There’s a scene in The Office where Michael Scott is appalled at his intern, Ryan, for predicting in his class presentation that their paper company would be obsolete within five to ten years. Ryan insists that it wasn’t personal, to which Michael responds: “Business is always personal. It’s the most personal thing in the world.”
In this respect, he’s not totally wrong. The interpersonal aspects of business relationships can be just as important as the actual details of the contracts and agreements. We spend a good chunk of our business hours building these relationships, which can last for years or decades. There’s a strong personal and financial investment there. When a dispute threatens to harpoon that relationship, it’s important to remember how much you’ve put into building it, and how important it is for your company’s continuing success. Preserving that relationship should be a top priority. Don’t let something like a contract dispute sink an alliance that’s worth salvaging.
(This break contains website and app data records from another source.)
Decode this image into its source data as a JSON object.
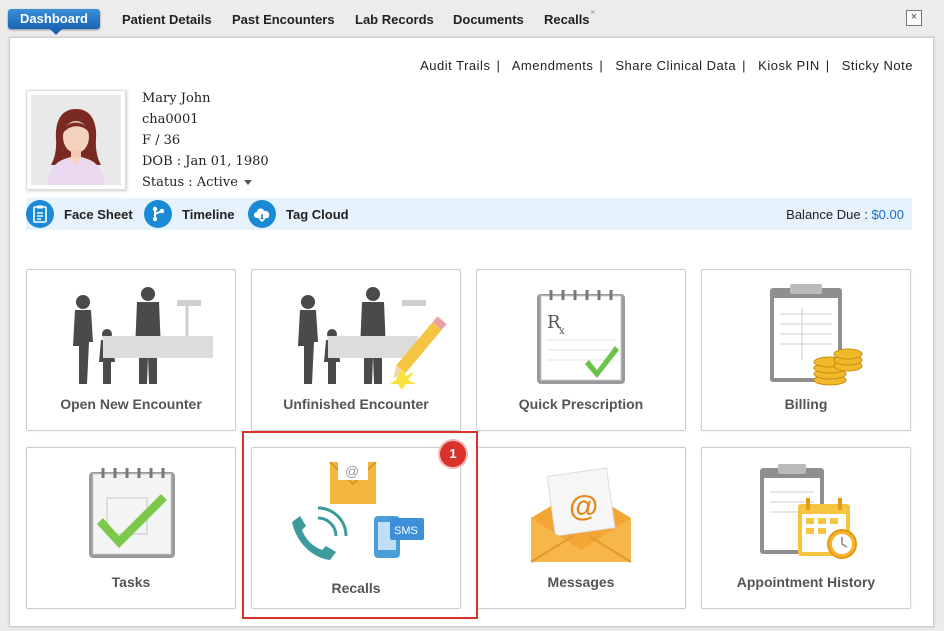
{
  "tabs": [
    "Dashboard",
    "Patient Details",
    "Past Encounters",
    "Lab Records",
    "Documents",
    "Recalls"
  ],
  "window": {
    "close": "×",
    "tab_close": "×"
  },
  "top_links": [
    "Audit Trails",
    "Amendments",
    "Share Clinical Data",
    "Kiosk PIN",
    "Sticky Note"
  ],
  "link_separator": "|",
  "patient": {
    "name": "Mary John",
    "id": "cha0001",
    "sex_age": "F / 36",
    "dob": "DOB : Jan 01, 1980",
    "status": "Status : Active"
  },
  "quick_actions": [
    {
      "label": "Face Sheet",
      "icon": "clipboard-icon"
    },
    {
      "label": "Timeline",
      "icon": "timeline-icon"
    },
    {
      "label": "Tag Cloud",
      "icon": "cloud-icon"
    }
  ],
  "balance": {
    "label": "Balance Due :",
    "amount": "$0.00"
  },
  "tiles": [
    {
      "label": "Open New Encounter",
      "icon": "doctor-family-icon"
    },
    {
      "label": "Unfinished Encounter",
      "icon": "doctor-family-pencil-icon"
    },
    {
      "label": "Quick Prescription",
      "icon": "prescription-pad-icon"
    },
    {
      "label": "Billing",
      "icon": "billing-icon"
    },
    {
      "label": "Tasks",
      "icon": "tasks-icon"
    },
    {
      "label": "Recalls",
      "icon": "recalls-icon"
    },
    {
      "label": "Messages",
      "icon": "messages-icon"
    },
    {
      "label": "Appointment History",
      "icon": "appointment-history-icon"
    }
  ],
  "recalls_badge": "1",
  "sms_label": "SMS",
  "rx_label": "R",
  "rx_sub": "x",
  "email_symbol": "@",
  "colors": {
    "accent": "#1a8ad6",
    "highlight": "#d8322a",
    "tab_active": "#1a63b5"
  }
}
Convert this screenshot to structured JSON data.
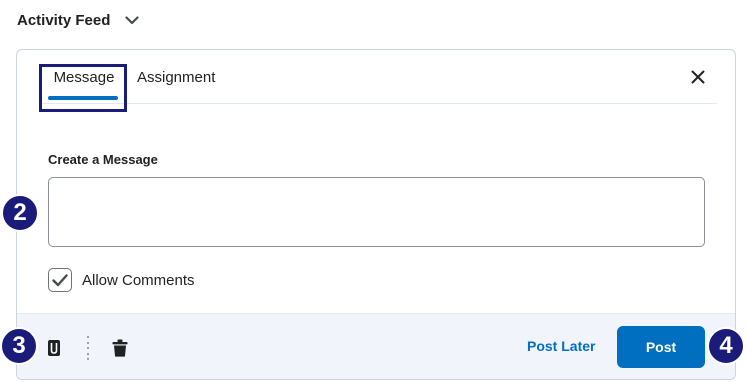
{
  "header": {
    "title": "Activity Feed",
    "toggle_icon": "chevron-down-icon"
  },
  "tabs": [
    {
      "label": "Message",
      "selected": true
    },
    {
      "label": "Assignment",
      "selected": false
    }
  ],
  "close_icon": "close-icon",
  "form": {
    "label": "Create a Message",
    "message_value": "",
    "allow_comments": {
      "label": "Allow Comments",
      "checked": true
    }
  },
  "footer": {
    "attach_icon": "paperclip-icon",
    "more_icon": "vertical-dots-divider",
    "delete_icon": "trash-icon",
    "post_later_label": "Post Later",
    "post_label": "Post"
  },
  "callouts": [
    "2",
    "3",
    "4"
  ],
  "colors": {
    "accent": "#006fbf",
    "callout": "#1b1b7a",
    "footer_bg": "#f1f5fb"
  }
}
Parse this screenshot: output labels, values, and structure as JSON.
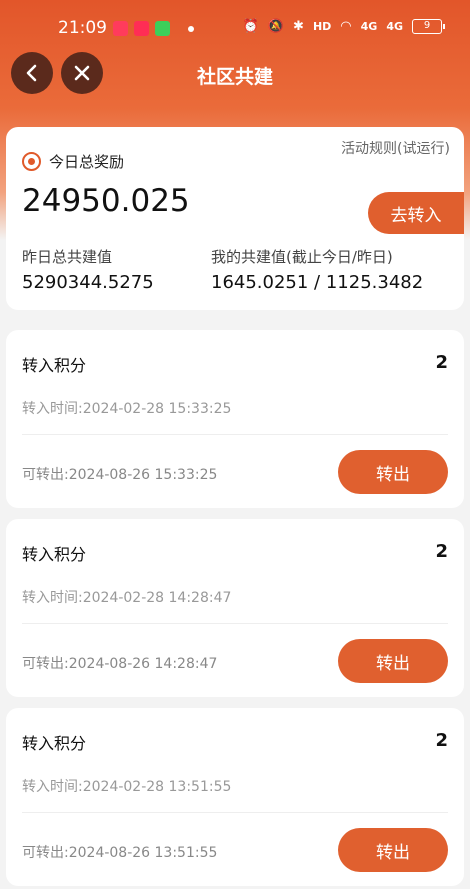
{
  "status_bar": {
    "time": "21:09",
    "network_label": "HD",
    "signal_1": "4G",
    "signal_2": "4G",
    "battery": "9"
  },
  "nav": {
    "title": "社区共建",
    "back_icon": "chevron-left-icon",
    "close_icon": "close-icon"
  },
  "summary": {
    "reward_label": "今日总奖励",
    "rules_link": "活动规则(试运行)",
    "reward_value": "24950.025",
    "transfer_in_label": "去转入",
    "yesterday_label": "昨日总共建值",
    "yesterday_value": "5290344.5275",
    "mine_label": "我的共建值(截止今日/昨日)",
    "mine_value": "1645.0251 / 1125.3482"
  },
  "records": [
    {
      "title": "转入积分",
      "amount": "2",
      "time": "转入时间:2024-02-28 15:33:25",
      "release": "可转出:2024-08-26 15:33:25",
      "button": "转出"
    },
    {
      "title": "转入积分",
      "amount": "2",
      "time": "转入时间:2024-02-28 14:28:47",
      "release": "可转出:2024-08-26 14:28:47",
      "button": "转出"
    },
    {
      "title": "转入积分",
      "amount": "2",
      "time": "转入时间:2024-02-28 13:51:55",
      "release": "可转出:2024-08-26 13:51:55",
      "button": "转出"
    }
  ],
  "colors": {
    "accent": "#e05f2e",
    "header_top": "#e2562a",
    "nav_button": "#5b2a1c"
  }
}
Here are some things to keep in mind when stuck in a contract dispute.
Focus more on the situation as it currently exists instead of blaming one party for making mistakes -- even if you’re in the right. It doesn’t do any practical good to dwell on who made what mistakes. Instead, stick to a neutral tone when assessing the current situation, and don’t let any bitter emotions get the best of you.
It’s easy for a dig, critique, or sarcastic comment to slip in to a meeting or email when you’re discussing something totally unrelated. This is unproductive at best and harmful at worse. Once you realize that there’s a conflict, schedule a time in the future where all parties can sit down and hammer out the details.
Don’t let your pride get the best of you. Stick to your guns when necessary, but consider giving some leeway on some non-essentials if it benefits the business relationship overall. Being unreasonably stubborn can be a killer in multiple factions of business management.
It’s possible that all parties directly involved in the dispute aren’t seeing the forest for the trees. You could be getting hung up on the minutiae of the contract and forgetting that it’s there to benefit all parties. With the help of a neutral third party, such as an attorney or mediator, you could find a solution that benefits everyone that you’d never considered.
Still struggling finding an amicable solution to a contract dispute? Speak to an attorney with experience in business law. They might be able to help you find a way to salvage the relationship and preserve your contract without burning bridges.
Written by AskTheLawyers.com™ on behalf of Ben Dominguez